If you've travelled to America recently you've probably eaten GM soya in a burger or bagel. Twenty-three countries around the world are already growing genetically modified food.
In Europe farmers have planted very few GM crops because of negative public opinion in the late 1990s.
But new generations of GM crops have the potential to produce higher yields using less land, water and pesticide. Charities – not just agrochemical giants – are interested in GM crops for the benefits they could offer the developing world.
Rob, one of the exhibition team members, says: 'Since millions of people have been eating GM crops for over ten years, can't we accept they're safe?'
GM supporters feel that genetic modification is just the next step on from traditional plant breeding.
When plants breed, they swap genes – the sets of instructions that give them certain characteristics. Farmers have been breeding plants to create new strains with particular properties for centuries.
In genetic modification, scientists select and move genes from one plant to another in the lab. They can also choose genes from animals or bacteria to give a crop particular advantages.
But is it sensible to alter plants with GM? The idea of GM food turns some people's stomachs because it can involve mixing genes that would never normally meet.
Rob says: 'GM technology can give plants useful properties they couldn't get in the wild.

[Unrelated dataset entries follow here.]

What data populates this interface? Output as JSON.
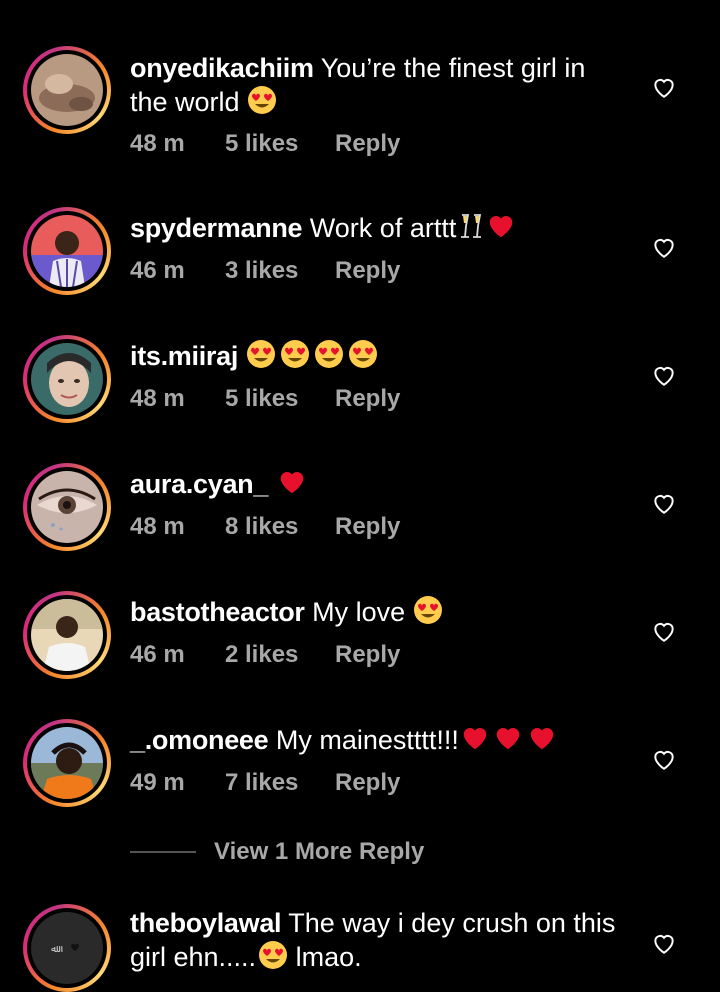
{
  "colors": {
    "background": "#000000",
    "text": "#ffffff",
    "muted": "#a8a8a8",
    "heart_red": "#e8112d",
    "ring_start": "#f58529",
    "ring_end": "#dd2a7b"
  },
  "comments": [
    {
      "username": "onyedikachiim",
      "text": "You’re the finest girl in the world",
      "emojis": [
        "heart-eyes"
      ],
      "time": "48 m",
      "likes": "5 likes",
      "reply": "Reply"
    },
    {
      "username": "spydermanne",
      "text": "Work of arttt",
      "emojis": [
        "champagne-glasses",
        "red-heart"
      ],
      "time": "46 m",
      "likes": "3 likes",
      "reply": "Reply"
    },
    {
      "username": "its.miiraj",
      "text": "",
      "emojis": [
        "heart-eyes",
        "heart-eyes",
        "heart-eyes",
        "heart-eyes"
      ],
      "time": "48 m",
      "likes": "5 likes",
      "reply": "Reply"
    },
    {
      "username": "aura.cyan_",
      "text": "",
      "emojis": [
        "red-heart"
      ],
      "time": "48 m",
      "likes": "8 likes",
      "reply": "Reply"
    },
    {
      "username": "bastotheactor",
      "text": "My love",
      "emojis": [
        "heart-eyes"
      ],
      "time": "46 m",
      "likes": "2 likes",
      "reply": "Reply"
    },
    {
      "username": "_.omoneee",
      "text": "My mainestttt!!!",
      "emojis": [
        "red-heart",
        "red-heart",
        "red-heart"
      ],
      "time": "49 m",
      "likes": "7 likes",
      "reply": "Reply"
    },
    {
      "username": "theboylawal",
      "text_part1": "The way i dey crush on this girl ehn.....",
      "text_part2": "lmao.",
      "emojis": [
        "heart-eyes"
      ]
    }
  ],
  "view_more": "View 1 More Reply"
}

Why should we limit ourselves to traditional breeding methods?'
In Antenna we served up four different challenges to see what GM could deliver.